Data records for software interfaces
◇ ◇ ◇
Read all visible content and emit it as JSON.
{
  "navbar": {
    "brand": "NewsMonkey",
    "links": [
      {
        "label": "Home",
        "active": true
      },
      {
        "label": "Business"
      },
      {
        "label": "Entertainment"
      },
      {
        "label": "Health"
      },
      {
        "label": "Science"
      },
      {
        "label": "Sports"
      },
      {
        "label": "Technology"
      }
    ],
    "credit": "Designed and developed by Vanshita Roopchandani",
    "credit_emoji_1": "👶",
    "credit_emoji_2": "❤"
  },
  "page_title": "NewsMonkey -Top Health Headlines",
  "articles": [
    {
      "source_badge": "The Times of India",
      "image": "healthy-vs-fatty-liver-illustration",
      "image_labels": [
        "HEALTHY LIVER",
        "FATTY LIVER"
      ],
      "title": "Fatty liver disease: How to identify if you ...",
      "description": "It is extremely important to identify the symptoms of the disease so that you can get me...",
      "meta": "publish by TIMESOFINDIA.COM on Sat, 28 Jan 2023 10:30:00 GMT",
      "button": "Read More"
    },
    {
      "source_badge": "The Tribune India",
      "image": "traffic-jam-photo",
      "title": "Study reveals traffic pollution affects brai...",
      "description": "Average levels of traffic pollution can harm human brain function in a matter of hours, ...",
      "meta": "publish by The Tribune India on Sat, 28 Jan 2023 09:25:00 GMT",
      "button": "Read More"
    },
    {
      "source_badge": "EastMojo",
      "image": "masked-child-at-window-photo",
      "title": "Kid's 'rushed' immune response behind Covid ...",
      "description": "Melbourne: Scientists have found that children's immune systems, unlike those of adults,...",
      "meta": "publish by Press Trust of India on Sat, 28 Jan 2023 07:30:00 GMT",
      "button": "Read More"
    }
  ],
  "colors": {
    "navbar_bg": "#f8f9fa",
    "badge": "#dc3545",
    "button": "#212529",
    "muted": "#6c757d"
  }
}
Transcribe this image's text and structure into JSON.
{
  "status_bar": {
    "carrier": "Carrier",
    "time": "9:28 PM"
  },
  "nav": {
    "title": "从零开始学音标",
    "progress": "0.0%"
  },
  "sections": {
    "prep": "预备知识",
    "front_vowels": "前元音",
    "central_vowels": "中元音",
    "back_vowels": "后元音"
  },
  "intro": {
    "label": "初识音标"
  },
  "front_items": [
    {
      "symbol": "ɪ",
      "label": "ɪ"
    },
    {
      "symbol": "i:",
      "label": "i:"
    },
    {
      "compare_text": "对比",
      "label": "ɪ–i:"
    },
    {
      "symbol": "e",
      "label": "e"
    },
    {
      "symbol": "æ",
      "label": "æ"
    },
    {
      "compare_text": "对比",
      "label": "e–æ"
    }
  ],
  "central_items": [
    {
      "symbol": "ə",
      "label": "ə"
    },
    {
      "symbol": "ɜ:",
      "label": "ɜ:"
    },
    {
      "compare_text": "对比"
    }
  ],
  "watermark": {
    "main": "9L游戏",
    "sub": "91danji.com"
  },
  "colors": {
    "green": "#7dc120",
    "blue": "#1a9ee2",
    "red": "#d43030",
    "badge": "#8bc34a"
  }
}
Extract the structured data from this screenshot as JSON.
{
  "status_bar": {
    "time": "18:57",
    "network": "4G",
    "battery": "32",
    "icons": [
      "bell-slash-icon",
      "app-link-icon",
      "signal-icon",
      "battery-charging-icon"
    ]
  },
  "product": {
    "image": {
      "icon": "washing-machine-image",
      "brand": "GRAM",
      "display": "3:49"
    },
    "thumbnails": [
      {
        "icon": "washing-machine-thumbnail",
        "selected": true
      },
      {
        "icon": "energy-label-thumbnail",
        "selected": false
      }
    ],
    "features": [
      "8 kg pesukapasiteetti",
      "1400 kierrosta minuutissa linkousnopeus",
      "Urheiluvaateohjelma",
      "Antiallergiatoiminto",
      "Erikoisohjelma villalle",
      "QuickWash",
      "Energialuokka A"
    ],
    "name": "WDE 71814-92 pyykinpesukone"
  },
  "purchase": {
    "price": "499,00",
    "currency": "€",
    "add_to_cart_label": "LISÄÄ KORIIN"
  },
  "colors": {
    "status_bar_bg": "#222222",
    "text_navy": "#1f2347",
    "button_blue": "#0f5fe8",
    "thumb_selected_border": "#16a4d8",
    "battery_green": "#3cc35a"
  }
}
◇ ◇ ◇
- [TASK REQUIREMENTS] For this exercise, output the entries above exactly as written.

- [ANSWER SECTION]
Read all visible content and emit it as JSON.
{
  "navbar": {
    "brand": "NewsMonkey",
    "links": [
      {
        "label": "Home",
        "active": true
      },
      {
        "label": "Business"
      },
      {
        "label": "Entertainment"
      },
      {
        "label": "Health"
      },
      {
        "label": "Science"
      },
      {
        "label": "Sports"
      },
      {
        "label": "Technology"
      }
    ],
    "credit": "Designed and developed by Vanshita Roopchandani",
    "credit_emoji_1": "👶",
    "credit_emoji_2": "❤"
  },
  "page_title": "NewsMonkey -Top Health Headlines",
  "articles": [
    {
      "source_badge": "The Times of India",
      "image": "healthy-vs-fatty-liver-illustration",
      "image_labels": [
        "HEALTHY LIVER",
        "FATTY LIVER"
      ],
      "title": "Fatty liver disease: How to identify if you ...",
      "description": "It is extremely important to identify the symptoms of the disease so that you can get me...",
      "meta": "publish by TIMESOFINDIA.COM on Sat, 28 Jan 2023 10:30:00 GMT",
      "button": "Read More"
    },
    {
      "source_badge": "The Tribune India",
      "image": "traffic-jam-photo",
      "title": "Study reveals traffic pollution affects brai...",
      "description": "Average levels of traffic pollution can harm human brain function in a matter of hours, ...",
      "meta": "publish by The Tribune India on Sat, 28 Jan 2023 09:25:00 GMT",
      "button": "Read More"
    },
    {
      "source_badge": "EastMojo",
      "image": "masked-child-at-window-photo",
      "title": "Kid's 'rushed' immune response behind Covid ...",
      "description": "Melbourne: Scientists have found that children's immune systems, unlike those of adults,...",
      "meta": "publish by Press Trust of India on Sat, 28 Jan 2023 07:30:00 GMT",
      "button": "Read More"
    }
  ],
  "colors": {
    "navbar_bg": "#f8f9fa",
    "badge": "#dc3545",
    "button": "#212529",
    "muted": "#6c757d"
  }
}
Transcribe this image's text and structure into JSON.
{
  "status_bar": {
    "carrier": "Carrier",
    "time": "9:28 PM"
  },
  "nav": {
    "title": "从零开始学音标",
    "progress": "0.0%"
  },
  "sections": {
    "prep": "预备知识",
    "front_vowels": "前元音",
    "central_vowels": "中元音",
    "back_vowels": "后元音"
  },
  "intro": {
    "label": "初识音标"
  },
  "front_items": [
    {
      "symbol": "ɪ",
      "label": "ɪ"
    },
    {
      "symbol": "i:",
      "label": "i:"
    },
    {
      "compare_text": "对比",
      "label": "ɪ–i:"
    },
    {
      "symbol": "e",
      "label": "e"
    },
    {
      "symbol": "æ",
      "label": "æ"
    },
    {
      "compare_text": "对比",
      "label": "e–æ"
    }
  ],
  "central_items": [
    {
      "symbol": "ə",
      "label": "ə"
    },
    {
      "symbol": "ɜ:",
      "label": "ɜ:"
    },
    {
      "compare_text": "对比"
    }
  ],
  "watermark": {
    "main": "9L游戏",
    "sub": "91danji.com"
  },
  "colors": {
    "green": "#7dc120",
    "blue": "#1a9ee2",
    "red": "#d43030",
    "badge": "#8bc34a"
  }
}
Extract the structured data from this screenshot as JSON.
{
  "status_bar": {
    "time": "18:57",
    "network": "4G",
    "battery": "32",
    "icons": [
      "bell-slash-icon",
      "app-link-icon",
      "signal-icon",
      "battery-charging-icon"
    ]
  },
  "product": {
    "image": {
      "icon": "washing-machine-image",
      "brand": "GRAM",
      "display": "3:49"
    },
    "thumbnails": [
      {
        "icon": "washing-machine-thumbnail",
        "selected": true
      },
      {
        "icon": "energy-label-thumbnail",
        "selected": false
      }
    ],
    "features": [
      "8 kg pesukapasiteetti",
      "1400 kierrosta minuutissa linkousnopeus",
      "Urheiluvaateohjelma",
      "Antiallergiatoiminto",
      "Erikoisohjelma villalle",
      "QuickWash",
      "Energialuokka A"
    ],
    "name": "WDE 71814-92 pyykinpesukone"
  },
  "purchase": {
    "price": "499,00",
    "currency": "€",
    "add_to_cart_label": "LISÄÄ KORIIN"
  },
  "colors": {
    "status_bar_bg": "#222222",
    "text_navy": "#1f2347",
    "button_blue": "#0f5fe8",
    "thumb_selected_border": "#16a4d8",
    "battery_green": "#3cc35a"
  }
}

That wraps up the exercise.